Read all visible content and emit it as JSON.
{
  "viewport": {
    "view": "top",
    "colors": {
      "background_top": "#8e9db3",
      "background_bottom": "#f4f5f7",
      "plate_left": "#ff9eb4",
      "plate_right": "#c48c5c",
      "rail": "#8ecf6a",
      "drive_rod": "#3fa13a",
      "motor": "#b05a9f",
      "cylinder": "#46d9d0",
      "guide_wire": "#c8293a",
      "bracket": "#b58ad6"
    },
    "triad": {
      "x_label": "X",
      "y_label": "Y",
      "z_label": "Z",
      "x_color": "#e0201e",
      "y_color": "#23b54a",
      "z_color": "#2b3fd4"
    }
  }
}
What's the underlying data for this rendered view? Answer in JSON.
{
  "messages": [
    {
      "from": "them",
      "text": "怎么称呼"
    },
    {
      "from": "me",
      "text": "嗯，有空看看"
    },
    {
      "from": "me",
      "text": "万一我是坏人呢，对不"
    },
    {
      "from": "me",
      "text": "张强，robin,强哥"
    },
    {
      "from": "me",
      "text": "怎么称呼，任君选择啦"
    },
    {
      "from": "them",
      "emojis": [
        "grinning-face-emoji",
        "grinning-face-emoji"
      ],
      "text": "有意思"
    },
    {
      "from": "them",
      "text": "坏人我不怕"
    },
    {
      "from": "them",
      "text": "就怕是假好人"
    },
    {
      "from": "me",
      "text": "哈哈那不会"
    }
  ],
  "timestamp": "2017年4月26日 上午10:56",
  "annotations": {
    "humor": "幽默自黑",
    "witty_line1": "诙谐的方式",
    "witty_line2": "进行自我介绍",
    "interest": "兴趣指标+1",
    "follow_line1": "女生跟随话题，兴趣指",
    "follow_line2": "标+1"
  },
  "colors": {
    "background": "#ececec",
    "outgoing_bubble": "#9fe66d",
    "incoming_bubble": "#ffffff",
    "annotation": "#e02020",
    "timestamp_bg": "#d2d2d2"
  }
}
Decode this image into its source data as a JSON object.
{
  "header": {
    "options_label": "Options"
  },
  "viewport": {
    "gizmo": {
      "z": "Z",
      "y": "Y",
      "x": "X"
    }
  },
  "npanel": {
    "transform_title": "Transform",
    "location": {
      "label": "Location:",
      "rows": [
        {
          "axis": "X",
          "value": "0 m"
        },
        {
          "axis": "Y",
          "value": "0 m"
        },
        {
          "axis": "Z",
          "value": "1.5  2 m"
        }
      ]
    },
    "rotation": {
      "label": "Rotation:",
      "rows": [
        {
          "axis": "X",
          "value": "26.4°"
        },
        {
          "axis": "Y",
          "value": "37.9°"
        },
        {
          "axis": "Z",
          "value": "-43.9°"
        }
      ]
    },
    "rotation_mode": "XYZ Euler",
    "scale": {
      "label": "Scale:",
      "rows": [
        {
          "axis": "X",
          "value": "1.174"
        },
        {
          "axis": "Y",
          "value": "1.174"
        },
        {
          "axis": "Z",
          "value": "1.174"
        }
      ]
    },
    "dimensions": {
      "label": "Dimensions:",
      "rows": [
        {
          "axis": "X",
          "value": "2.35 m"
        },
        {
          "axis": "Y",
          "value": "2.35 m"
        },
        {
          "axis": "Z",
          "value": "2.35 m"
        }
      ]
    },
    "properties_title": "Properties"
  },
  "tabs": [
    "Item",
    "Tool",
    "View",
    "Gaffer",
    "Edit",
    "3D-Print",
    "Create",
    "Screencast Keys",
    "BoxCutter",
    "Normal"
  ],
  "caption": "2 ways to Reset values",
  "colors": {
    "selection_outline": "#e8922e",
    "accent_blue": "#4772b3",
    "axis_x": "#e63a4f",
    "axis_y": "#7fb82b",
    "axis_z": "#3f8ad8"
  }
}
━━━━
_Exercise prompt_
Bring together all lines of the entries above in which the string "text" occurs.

_Completed exercise_
      "text": "怎么称呼"
      "text": "嗯，有空看看"
      "text": "万一我是坏人呢，对不"
      "text": "张强，robin,强哥"
      "text": "怎么称呼，任君选择啦"
      "text": "有意思"
      "text": "坏人我不怕"
      "text": "就怕是假好人"
      "text": "哈哈那不会"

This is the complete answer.